At first glance, my response to this is well, that’s a little bit narrow, maybe even cynical. Then I pondered it a while and decided it just might be true. Especially if you think of journalism as being essentially investigative, leaving out things like sports and storm damage.

Your reaction?

mother jones, kiss my blog

I’m cheesed off at Mother Jones magazine.

Tonight, I watched Extreme Makeover Home Edition, as I often do on Sunday night. It was pretty cool. They built a home for a family in Vermont with a very disabled two year old kid. And as always, they did a great job. Beautiful house.

Not 2 minutes later, I open an email from Mother Jones about how bad and nasty the show is, how tasteless and crass because they go overboard in building stuff for people that’s too nice. No kidding, I’m not making it up. Moronic.
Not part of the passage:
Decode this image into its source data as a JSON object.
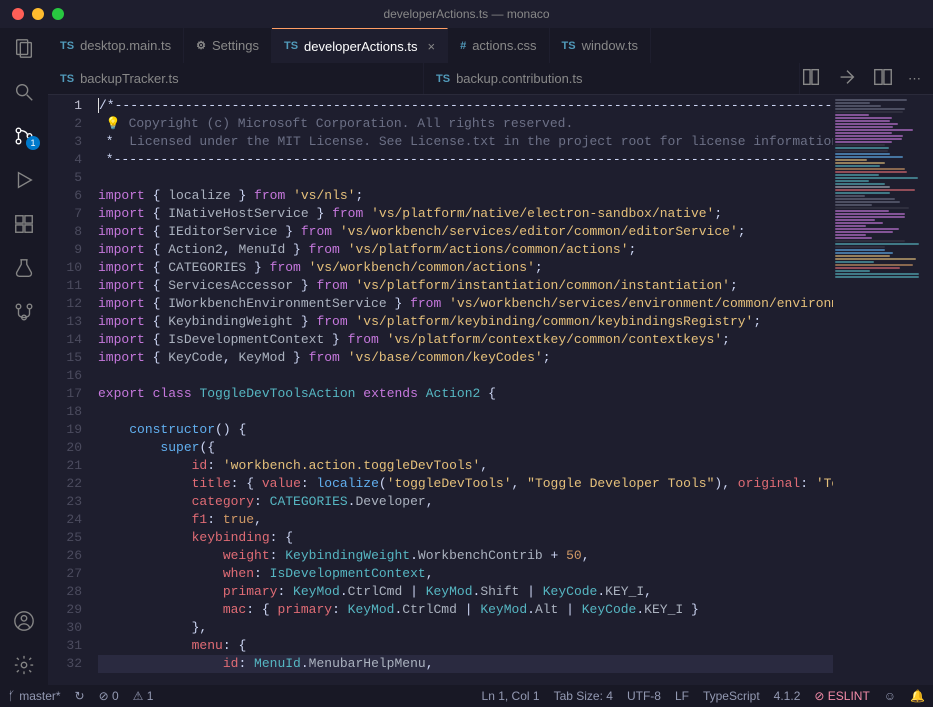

A few people try to make a difference for others. I don’t care what their motivations are, or what they get out of it, or how much or little they give relative to what they have. As far as I’m concerned, if you’re involved in making the world better for anyone besides yourself — better in any way when the sun sets than when the sun came up — you get an A+. Automatically, top of the class.

Because most people don’t do anything to help anyone else. They just sit there, not giving a wet slap. They get a C. You don’t have to care, but you just get to pass.

Some people steal and hurt and even kill others. They get a D-, right? There’s still some hope of reform.

If you want an F in my book, just sit there on your fat butt and do nothing except badmouth somebody who does good. Tell me they could give more, or differently, or question their motives. That’s how you really piss me off. Criticize someone who gives something away; stuff or money or time or anything.

Oh, it makes me mad. I could go on all night. I think I’ll make some tea and try to calm down.

Y’all don’t be sending me any links to Mother Jones, thank you kindly anyway.